Library director: Residents would foot the bill of a new facility
By upgrading their facilities, Fox River Valley Public Library District officials hope to provide residents with more space, variety and opportunities. But the cost of those improvements may be on the taxpayers' dime.
For months, library users have been asked to weigh in on preliminary concepts for two future projects: the renovation of the Dundee Library in East Dundee and the development of a new library to replace the Randall Oaks Branch Library on the west side of the river.
The district, however, doesn't have the budget for large-scale projects, Director Roxane Bennett said, especially the construction of a new facility.
"We don't have the money to do any new building at this point," she said. "Anything we do will have to go to the voters for their OK (to raise property taxes)."

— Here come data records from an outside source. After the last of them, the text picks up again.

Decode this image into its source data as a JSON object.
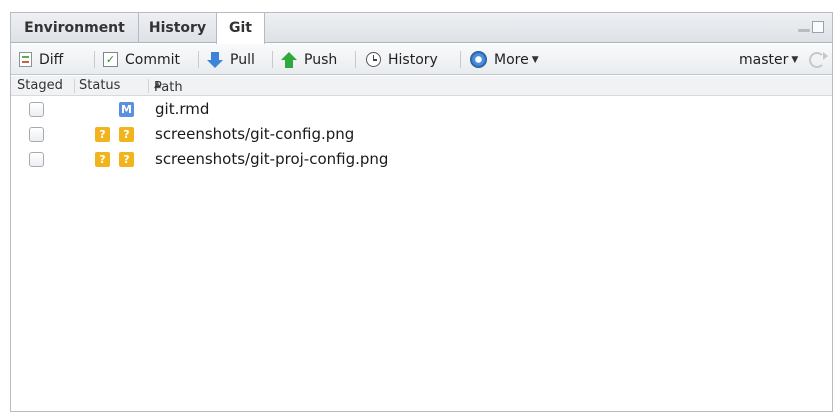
{
  "tabs": [
    {
      "label": "Environment",
      "active": false
    },
    {
      "label": "History",
      "active": false
    },
    {
      "label": "Git",
      "active": true
    }
  ],
  "toolbar": {
    "diff_label": "Diff",
    "commit_label": "Commit",
    "pull_label": "Pull",
    "push_label": "Push",
    "history_label": "History",
    "more_label": "More",
    "branch_label": "master"
  },
  "columns": {
    "staged": "Staged",
    "status": "Status",
    "path": "Path"
  },
  "files": [
    {
      "path": "git.rmd",
      "status": [
        "M"
      ],
      "staged": false
    },
    {
      "path": "screenshots/git-config.png",
      "status": [
        "?",
        "?"
      ],
      "staged": false
    },
    {
      "path": "screenshots/git-proj-config.png",
      "status": [
        "?",
        "?"
      ],
      "staged": false
    }
  ],
  "icons": {
    "diff": "diff-icon",
    "commit": "commit-icon",
    "pull": "pull-arrow-icon",
    "push": "push-arrow-icon",
    "history": "clock-icon",
    "more": "gear-icon",
    "refresh": "refresh-icon"
  },
  "colors": {
    "modified_badge": "#5b8fe0",
    "untracked_badge": "#f2b41c",
    "pull_arrow": "#3b84d8",
    "push_arrow": "#2fa83c"
  }
}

As part of a "Designing Our Future" initiative, the district and architect Joe Huberty, a partner at Engberg Anderson, are working residents' feedback into the plans for a new 75,000-square-foot library.
Preliminary concepts for that building include a children's space, a cafe with vending machines, an after hours drive-through book return or pickup, compartmentalized meeting rooms, more technology and larger group areas.

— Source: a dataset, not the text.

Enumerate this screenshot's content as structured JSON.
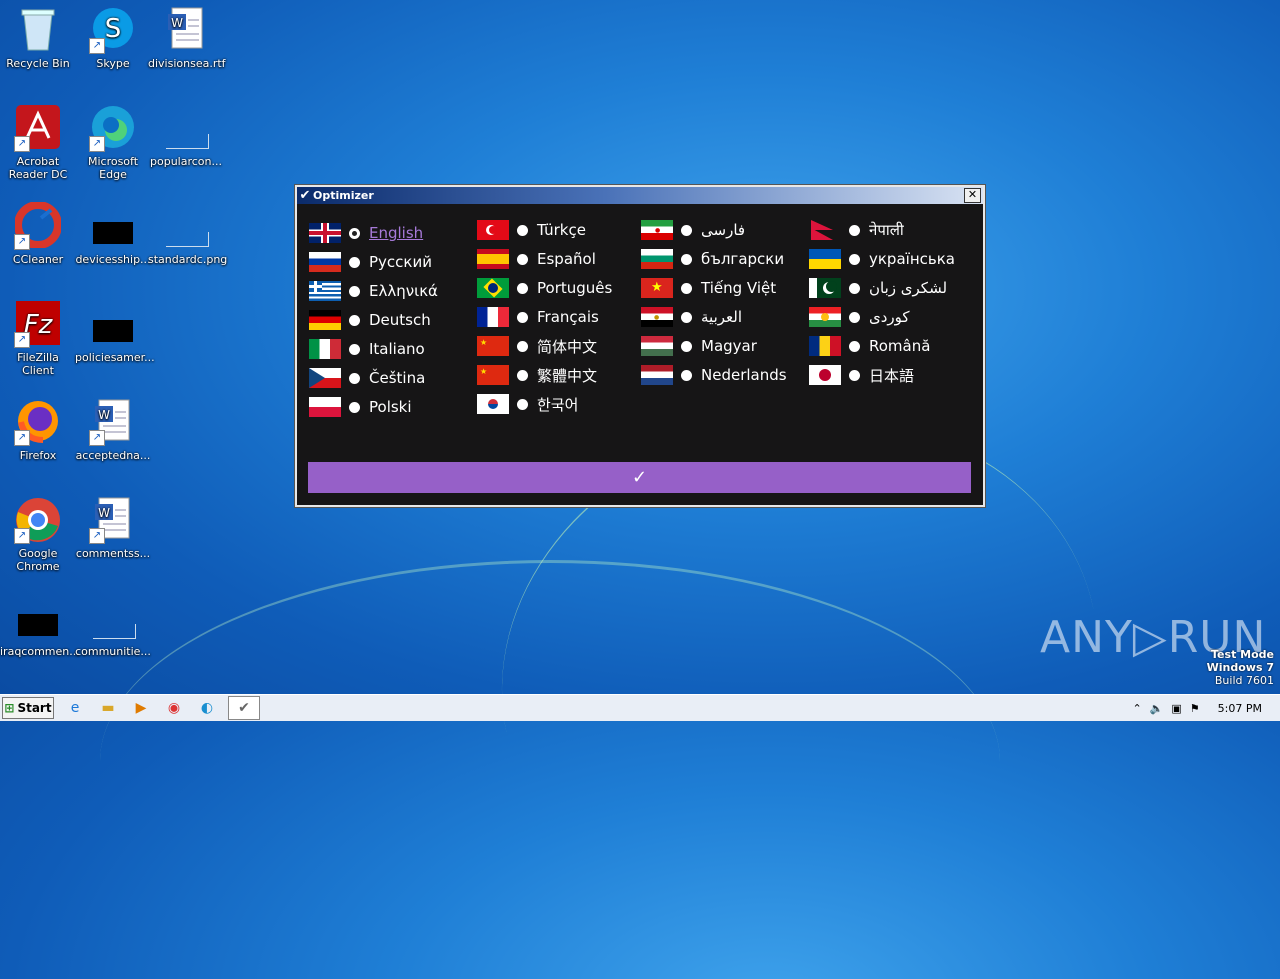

"We're expecting people to come to the library with a wide range of ideas and activities in mind," Huberty said.
During a public forum Tuesday, several residents expressed concerns regarding development costs and questioned how the improvements would affect their tax bills.
The district expects to receive cost estimates this spring, Bennett said, at which point residents will have another chance to provide feedback.
Then, library trustees will decide whether to place a referendum question on the fall 2016 ballot that would raise property taxes for the district's more than 70,000 residents in East Dundee, West Dundee, Carpentersville, Gilberts, Sleepy Hollow and parts of Algonquin.
"We hope we've been listening well enough to what (residents) want," Bennett said, noting the district hasn't asked for a tax hike in decades. "Our board will be needing to make a decision about whether a referendum has a reasonable chance of being supported by the community."
If voters approve the referendum, district officials and developers will begin looking at more detailed designs rather than conceptual plans, she added.
"Until we know this is something the community is supporting, we're not wanting to spend a lot of money on design," Bennett said.
A prepaid lease for the Randall Oaks Branch Library, located in the Randall Oaks Recreation Center, ends in August 2017, at which point the library is allowed to remain in the facility while paying rent for another five years.
The earliest the district could move into a new library would be fall of 2019, Bennett said.
Officials have been looking at potential library sites on the west side, but they will not close on a property unless residents approve the tax hike, Bennett said.
"We don't want to get out ahead of our voters," she said.